Date of Award


Document Type


Degree Name

Doctor of Philosophy (PhD)



First Advisor

Johnny Lee Matson

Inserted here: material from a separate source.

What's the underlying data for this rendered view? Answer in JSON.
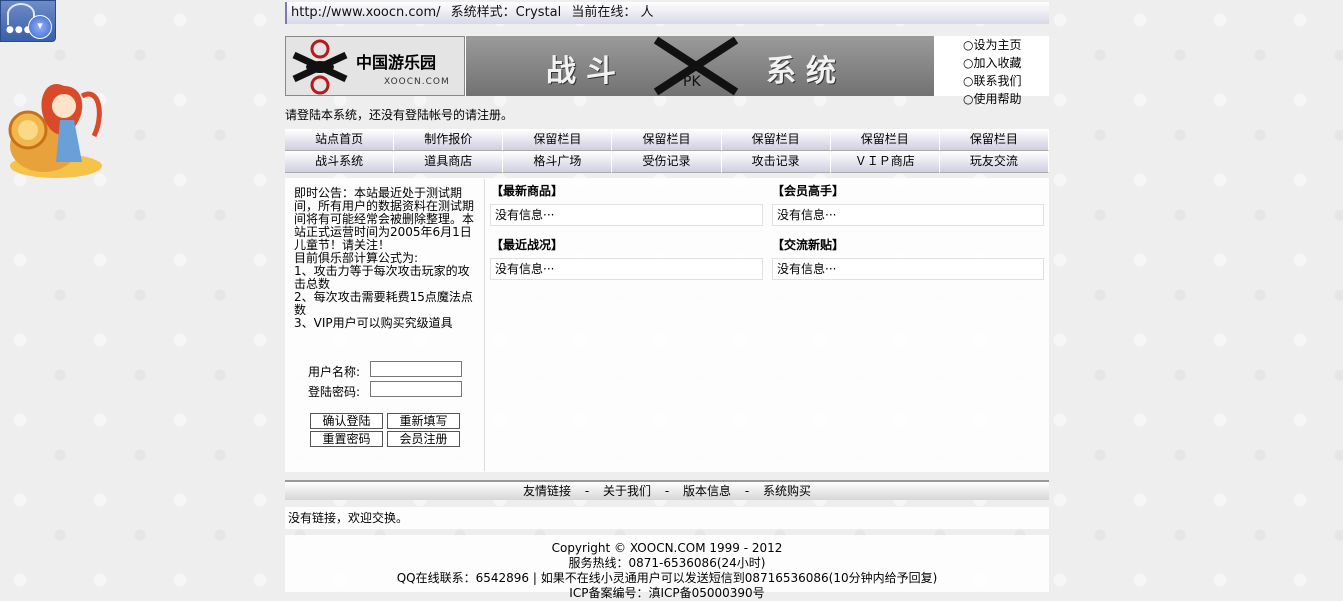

The primary focus of this investigation was to examine differences in depression, general psychopathology, and social skills among adolescents, and to identify the role of adaptive behavior between intelligence (I.Q.) and depression. One hundred adolescents, 13 through 17 years of age participated in this study. I.Q.s ranged between 40 to 130. Five levels of I.Q.s were studied (Above normal, Average, Borderline, Mild, Moderate). Three depression measures, the Child Depression Inventory (CDI), Reynolds Adolescent Depression Scale (RADS), Bellevue Index of Depression (BID), one social skills measure Matson Evaluation of Social Skills with Youngsters (MESSY), and one general psychopathology measure Psychopathology Instrument for Mentally Retarded Adults (PIMRA) were used. Multivariate Analysis of Variance (MANOVA) on the five dependent variables and five levels of I.Q.s, produced significant differences using Wilks Lambda criteria. All Univariate F's were significant. Linear discriminant function analysis produced two significant discriminant functions; depression and general psychopathology. In the first function the mild mentally handicapped group showed higher levels of depressive symptoms. In the second discriminant function the moderate mentally handicapped group showed higher levels of general psychopathology. The Above normal group evinced high social skills and low general psychopathology. The two discriminant functions combined accounted for 92% of the variance. The grouped cases had a correct classification of 45% (Above normal 75%, average 25%, borderline 25%, mild mentally handicapped 70%, moderate mentally handicapped 40%). Multivariate Analysis of Variance between normal and mentally handicapped groups showed that the two groups differed significantly on all dependent variables. The mentally handicapped group evinced low social skills, greater general psychopathology, and higher levels of depressive symptoms. The Above normal group showed high social skills, low depression, and low general psychopathology. Moderated regression between intellectual functioning (IQ), Adaptive behavior (AB), their product term (IQ x AB), and depressive symptoms (CDI, BID, RAD) was conducted. A significant interaction between the product term and depression on the Child Depression Inventory (CDI) was obtained. No significant moderating effect was found in the BID and RAD. Simple regression analysis showed that as the level of adaptive behavior increased the relationship between intelligence and depression weakened on the CDI. This supported the moderator hypothesis.